Data for review =>
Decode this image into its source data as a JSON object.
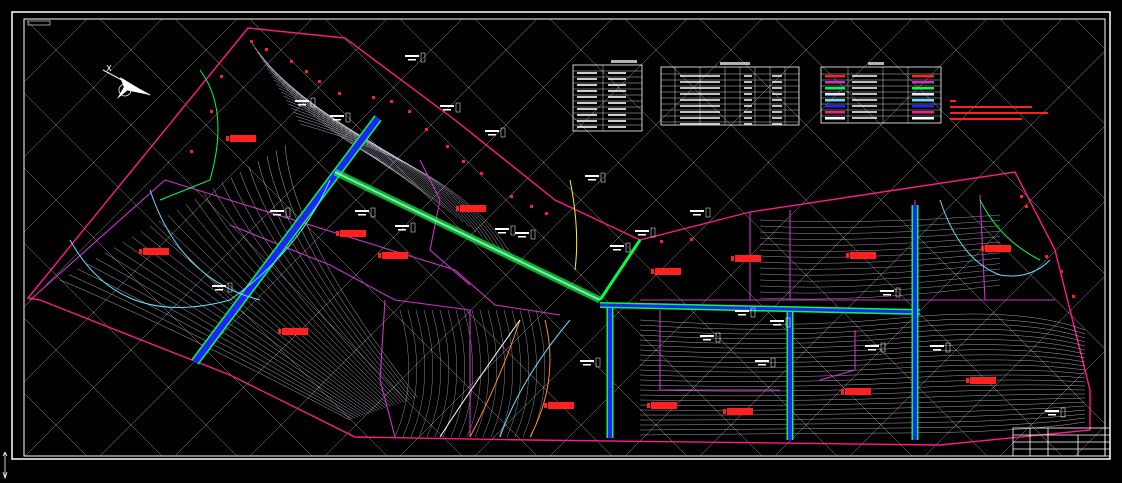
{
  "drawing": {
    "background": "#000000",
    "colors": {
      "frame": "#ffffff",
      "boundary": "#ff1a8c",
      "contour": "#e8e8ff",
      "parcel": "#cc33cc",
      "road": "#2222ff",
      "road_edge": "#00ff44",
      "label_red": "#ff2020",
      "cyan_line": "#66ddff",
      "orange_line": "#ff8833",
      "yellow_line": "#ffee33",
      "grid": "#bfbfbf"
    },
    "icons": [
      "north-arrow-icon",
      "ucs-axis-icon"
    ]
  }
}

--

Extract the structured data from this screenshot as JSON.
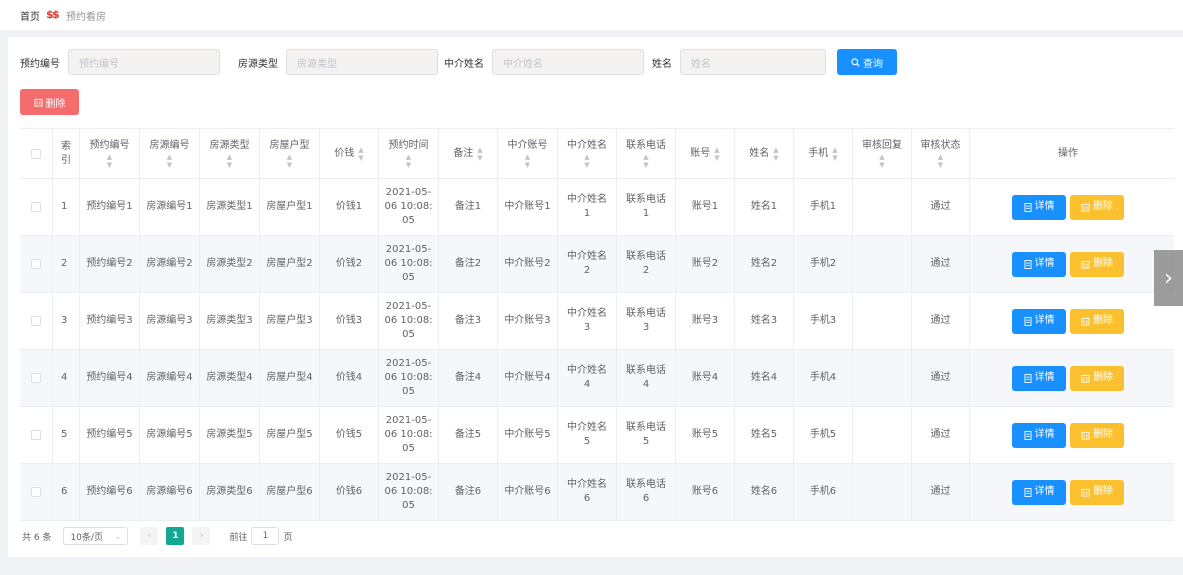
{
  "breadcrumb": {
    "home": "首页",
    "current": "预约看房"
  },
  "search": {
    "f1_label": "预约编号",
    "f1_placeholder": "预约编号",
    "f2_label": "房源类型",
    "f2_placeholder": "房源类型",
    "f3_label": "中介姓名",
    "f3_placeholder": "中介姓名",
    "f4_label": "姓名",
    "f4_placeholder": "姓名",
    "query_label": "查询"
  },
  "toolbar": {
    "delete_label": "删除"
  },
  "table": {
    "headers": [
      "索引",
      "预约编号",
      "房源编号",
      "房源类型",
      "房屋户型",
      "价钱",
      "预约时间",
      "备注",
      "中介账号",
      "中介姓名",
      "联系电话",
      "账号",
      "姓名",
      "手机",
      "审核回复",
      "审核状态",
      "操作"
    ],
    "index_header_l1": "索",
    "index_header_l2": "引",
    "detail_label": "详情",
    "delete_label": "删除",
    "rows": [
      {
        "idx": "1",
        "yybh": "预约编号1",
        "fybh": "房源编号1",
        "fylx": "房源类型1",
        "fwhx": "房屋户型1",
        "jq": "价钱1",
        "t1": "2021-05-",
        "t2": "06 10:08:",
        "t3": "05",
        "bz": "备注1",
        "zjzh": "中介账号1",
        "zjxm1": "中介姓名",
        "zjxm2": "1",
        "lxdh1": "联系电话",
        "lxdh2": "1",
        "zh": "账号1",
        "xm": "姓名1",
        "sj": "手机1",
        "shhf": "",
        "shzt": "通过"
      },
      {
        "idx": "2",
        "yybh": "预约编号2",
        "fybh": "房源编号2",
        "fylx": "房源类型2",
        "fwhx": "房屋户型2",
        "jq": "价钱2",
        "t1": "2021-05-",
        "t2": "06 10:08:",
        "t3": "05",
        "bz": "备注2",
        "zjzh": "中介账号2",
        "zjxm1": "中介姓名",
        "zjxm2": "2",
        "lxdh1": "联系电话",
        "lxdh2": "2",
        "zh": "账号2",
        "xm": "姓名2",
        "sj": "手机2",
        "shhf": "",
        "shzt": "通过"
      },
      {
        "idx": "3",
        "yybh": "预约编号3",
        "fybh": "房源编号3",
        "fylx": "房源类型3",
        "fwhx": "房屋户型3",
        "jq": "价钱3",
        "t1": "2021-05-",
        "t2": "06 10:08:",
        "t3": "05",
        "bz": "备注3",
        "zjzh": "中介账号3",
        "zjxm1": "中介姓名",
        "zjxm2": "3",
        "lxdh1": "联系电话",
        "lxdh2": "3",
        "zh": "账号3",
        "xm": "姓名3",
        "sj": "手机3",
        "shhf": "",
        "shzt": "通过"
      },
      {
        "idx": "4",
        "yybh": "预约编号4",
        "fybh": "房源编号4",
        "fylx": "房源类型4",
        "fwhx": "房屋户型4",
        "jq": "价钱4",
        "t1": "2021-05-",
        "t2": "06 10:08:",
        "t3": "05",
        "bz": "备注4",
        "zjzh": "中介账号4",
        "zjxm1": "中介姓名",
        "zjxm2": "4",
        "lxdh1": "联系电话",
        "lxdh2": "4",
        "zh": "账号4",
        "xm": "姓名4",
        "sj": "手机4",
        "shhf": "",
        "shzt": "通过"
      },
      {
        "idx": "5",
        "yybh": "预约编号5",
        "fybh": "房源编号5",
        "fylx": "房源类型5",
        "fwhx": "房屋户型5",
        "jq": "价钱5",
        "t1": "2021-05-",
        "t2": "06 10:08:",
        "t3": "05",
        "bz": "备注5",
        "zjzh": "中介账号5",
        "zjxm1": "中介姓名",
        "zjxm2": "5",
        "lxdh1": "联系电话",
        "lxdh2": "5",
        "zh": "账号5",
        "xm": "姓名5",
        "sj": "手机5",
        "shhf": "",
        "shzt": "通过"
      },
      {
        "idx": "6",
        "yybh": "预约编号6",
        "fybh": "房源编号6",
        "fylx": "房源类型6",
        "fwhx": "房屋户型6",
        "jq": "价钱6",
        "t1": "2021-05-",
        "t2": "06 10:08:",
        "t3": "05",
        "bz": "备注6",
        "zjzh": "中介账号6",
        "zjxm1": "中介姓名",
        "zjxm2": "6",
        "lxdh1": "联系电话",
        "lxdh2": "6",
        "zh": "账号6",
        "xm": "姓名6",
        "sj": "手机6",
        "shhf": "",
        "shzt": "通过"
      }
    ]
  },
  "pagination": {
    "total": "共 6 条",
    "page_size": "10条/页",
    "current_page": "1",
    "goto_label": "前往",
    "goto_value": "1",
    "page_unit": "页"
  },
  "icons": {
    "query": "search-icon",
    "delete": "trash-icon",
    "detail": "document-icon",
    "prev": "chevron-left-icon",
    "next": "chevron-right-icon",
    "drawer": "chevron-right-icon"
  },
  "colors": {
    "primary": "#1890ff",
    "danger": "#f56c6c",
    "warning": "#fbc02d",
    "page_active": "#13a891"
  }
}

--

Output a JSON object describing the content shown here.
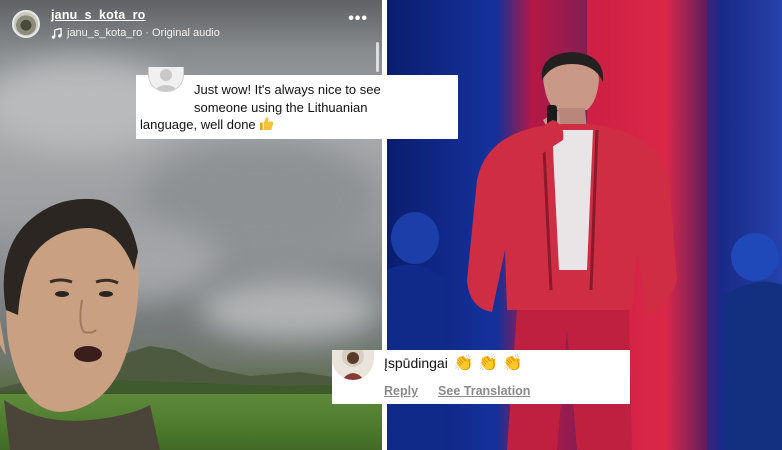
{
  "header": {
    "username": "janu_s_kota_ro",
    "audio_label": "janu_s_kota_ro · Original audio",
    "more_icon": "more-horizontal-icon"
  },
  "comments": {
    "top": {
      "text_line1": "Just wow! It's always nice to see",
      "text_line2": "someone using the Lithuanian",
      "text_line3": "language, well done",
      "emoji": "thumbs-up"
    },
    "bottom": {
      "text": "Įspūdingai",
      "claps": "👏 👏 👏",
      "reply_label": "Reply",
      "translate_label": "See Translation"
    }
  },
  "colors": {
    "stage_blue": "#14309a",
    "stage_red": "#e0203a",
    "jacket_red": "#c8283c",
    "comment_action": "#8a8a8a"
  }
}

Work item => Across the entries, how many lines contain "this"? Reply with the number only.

Result => 2